Failures notwithstanding, India is in full throttle to scale up the startup ecosystem, creating new ways for wealth and job creation. Since it launched the Startup India program in January, the country has been ramping up its efforts to realize the target of over 12,000 startups by 2020. The initiatives range from setting up research parks and providing grants to asking top companies to fund incubators as part of their corporate social responsibility.
Last week, the Ministry of Science and Technology announced it will be investing $749,500 over the next few years, which is a 450% increase in allocation. Under a new program, Promoting and Accelerating Young and Aspiring Innovators & Startups (PRAYAS), the Ministry will be providing grants of up to $149,900 to each startup to encourage innovators. Apart from various departments and ministries of the government, academic institutions, and financial institutions, PRAYAS is collaborating with Intel, Lockheed Martin and Boeing to establish research parks and startup centers. The Ministry has also started a new fellowship program for entrepreneurs.
Meanwhile, the Indian government has set up the Electropreneur Park at the Delhi University to incubate 50 early stage startups and create at least five global companies in the electronic systems design and manufacturing (ESDM) sector over the next five years.
Earlier in July, the Ministry of Commerce and Industry asked all the states to set up startup hubs and incubators to help budding entrepreneurs. The Ministry of Finance also laid out measures to boost the burgeoning ecosystem, including tax exemption on profits, one-day registration of companies, exemption of capital gains tax on startup investments and setting up a fund to raise over $475 million annually for four years to finance startups.
According to the Economic Survey 2015-16, e-commerce growth is expected at 21.4%, to reach $17 billion. “Although e-commerce remains the most sought after industry, Fintech and SaaS [Software as a Service] are also safe bets for the investors followed by health-tech and analytics,” says Lawania. Artificial Intelligence, AR and VR startups have seen many failures lately but are still getting a lot of eyeballs among early stage investors, he adds.

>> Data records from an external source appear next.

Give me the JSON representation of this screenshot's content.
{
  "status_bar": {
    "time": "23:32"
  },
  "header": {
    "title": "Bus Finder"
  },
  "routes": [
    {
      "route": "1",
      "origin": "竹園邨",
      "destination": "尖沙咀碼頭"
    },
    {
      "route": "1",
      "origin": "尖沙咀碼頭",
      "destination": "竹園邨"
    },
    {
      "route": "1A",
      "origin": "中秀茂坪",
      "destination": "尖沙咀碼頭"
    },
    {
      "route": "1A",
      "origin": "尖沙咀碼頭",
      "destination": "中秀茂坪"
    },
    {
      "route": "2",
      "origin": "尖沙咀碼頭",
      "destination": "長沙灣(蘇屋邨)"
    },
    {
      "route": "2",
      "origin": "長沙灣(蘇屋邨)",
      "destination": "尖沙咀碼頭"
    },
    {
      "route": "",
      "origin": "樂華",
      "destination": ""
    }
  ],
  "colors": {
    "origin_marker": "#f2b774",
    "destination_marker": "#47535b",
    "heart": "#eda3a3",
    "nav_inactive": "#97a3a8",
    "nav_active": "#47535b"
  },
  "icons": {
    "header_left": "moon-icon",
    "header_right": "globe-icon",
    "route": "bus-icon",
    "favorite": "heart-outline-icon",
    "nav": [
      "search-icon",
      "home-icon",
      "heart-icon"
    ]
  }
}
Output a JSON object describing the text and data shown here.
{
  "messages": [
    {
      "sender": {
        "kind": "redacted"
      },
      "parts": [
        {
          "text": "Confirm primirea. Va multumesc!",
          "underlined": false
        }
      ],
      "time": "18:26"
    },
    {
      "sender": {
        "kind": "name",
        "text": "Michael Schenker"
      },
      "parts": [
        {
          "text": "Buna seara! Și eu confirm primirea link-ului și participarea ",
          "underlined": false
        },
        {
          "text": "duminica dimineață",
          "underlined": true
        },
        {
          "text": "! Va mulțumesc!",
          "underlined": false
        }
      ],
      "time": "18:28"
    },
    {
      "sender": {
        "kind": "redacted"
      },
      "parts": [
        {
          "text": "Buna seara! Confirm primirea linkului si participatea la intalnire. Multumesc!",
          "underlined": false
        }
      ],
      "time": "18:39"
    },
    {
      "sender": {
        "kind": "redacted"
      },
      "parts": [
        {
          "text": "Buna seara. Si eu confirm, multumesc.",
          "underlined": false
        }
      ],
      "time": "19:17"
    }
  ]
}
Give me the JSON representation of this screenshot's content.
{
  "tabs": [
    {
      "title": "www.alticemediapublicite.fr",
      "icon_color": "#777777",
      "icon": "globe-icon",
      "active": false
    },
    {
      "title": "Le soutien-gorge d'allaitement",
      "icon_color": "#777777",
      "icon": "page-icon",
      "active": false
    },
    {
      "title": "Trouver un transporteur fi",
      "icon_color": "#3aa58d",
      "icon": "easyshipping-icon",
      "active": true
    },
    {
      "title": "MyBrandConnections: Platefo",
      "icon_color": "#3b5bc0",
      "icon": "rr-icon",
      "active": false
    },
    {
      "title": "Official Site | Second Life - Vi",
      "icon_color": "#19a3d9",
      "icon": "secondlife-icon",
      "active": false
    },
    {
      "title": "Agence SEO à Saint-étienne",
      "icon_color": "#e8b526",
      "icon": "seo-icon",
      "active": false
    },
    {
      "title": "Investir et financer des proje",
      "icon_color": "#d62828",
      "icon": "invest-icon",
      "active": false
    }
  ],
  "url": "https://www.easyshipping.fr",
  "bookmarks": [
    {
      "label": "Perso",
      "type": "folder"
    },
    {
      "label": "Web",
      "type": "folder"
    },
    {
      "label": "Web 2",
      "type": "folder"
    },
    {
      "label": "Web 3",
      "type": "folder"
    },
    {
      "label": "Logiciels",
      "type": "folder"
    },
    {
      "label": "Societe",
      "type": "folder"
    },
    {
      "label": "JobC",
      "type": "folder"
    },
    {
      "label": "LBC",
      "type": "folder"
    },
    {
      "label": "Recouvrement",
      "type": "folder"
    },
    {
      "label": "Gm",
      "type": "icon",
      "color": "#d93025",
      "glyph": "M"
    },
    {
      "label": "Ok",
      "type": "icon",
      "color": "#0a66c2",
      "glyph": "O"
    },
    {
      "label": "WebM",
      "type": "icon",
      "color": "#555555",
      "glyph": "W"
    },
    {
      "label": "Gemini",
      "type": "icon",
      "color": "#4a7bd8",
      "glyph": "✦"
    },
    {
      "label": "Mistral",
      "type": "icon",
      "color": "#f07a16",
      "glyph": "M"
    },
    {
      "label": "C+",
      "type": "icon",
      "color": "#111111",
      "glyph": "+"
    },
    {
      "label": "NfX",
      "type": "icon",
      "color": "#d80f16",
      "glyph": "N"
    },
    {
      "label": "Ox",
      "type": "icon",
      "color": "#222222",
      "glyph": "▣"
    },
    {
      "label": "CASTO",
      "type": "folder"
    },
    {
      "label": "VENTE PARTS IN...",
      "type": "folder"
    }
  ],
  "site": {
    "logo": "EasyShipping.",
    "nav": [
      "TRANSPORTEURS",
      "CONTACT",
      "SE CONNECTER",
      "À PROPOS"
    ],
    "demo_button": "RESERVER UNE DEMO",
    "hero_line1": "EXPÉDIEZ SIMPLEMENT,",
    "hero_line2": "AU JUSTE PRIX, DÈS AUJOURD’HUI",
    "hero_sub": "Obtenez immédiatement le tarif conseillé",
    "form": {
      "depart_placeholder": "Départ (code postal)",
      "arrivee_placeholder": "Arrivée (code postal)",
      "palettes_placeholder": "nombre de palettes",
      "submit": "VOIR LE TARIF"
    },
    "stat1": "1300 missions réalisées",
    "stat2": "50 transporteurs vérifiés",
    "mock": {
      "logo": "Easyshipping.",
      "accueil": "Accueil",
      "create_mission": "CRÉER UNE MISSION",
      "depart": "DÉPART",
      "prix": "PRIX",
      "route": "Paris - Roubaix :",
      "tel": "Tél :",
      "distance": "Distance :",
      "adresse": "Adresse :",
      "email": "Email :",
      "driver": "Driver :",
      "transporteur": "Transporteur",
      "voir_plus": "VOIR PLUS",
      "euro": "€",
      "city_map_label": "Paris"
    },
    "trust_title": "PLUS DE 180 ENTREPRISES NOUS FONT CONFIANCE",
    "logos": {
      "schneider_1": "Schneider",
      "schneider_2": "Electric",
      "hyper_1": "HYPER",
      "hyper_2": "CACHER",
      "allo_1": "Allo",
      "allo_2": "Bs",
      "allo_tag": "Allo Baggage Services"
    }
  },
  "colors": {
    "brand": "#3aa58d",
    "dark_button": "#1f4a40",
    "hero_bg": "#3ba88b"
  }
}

For the moment, in the high-risk, high-rewards startup culture, the focus is on capital-efficient entrepreneurs who are able to create sustainable value creation, battle the odds and prove the best.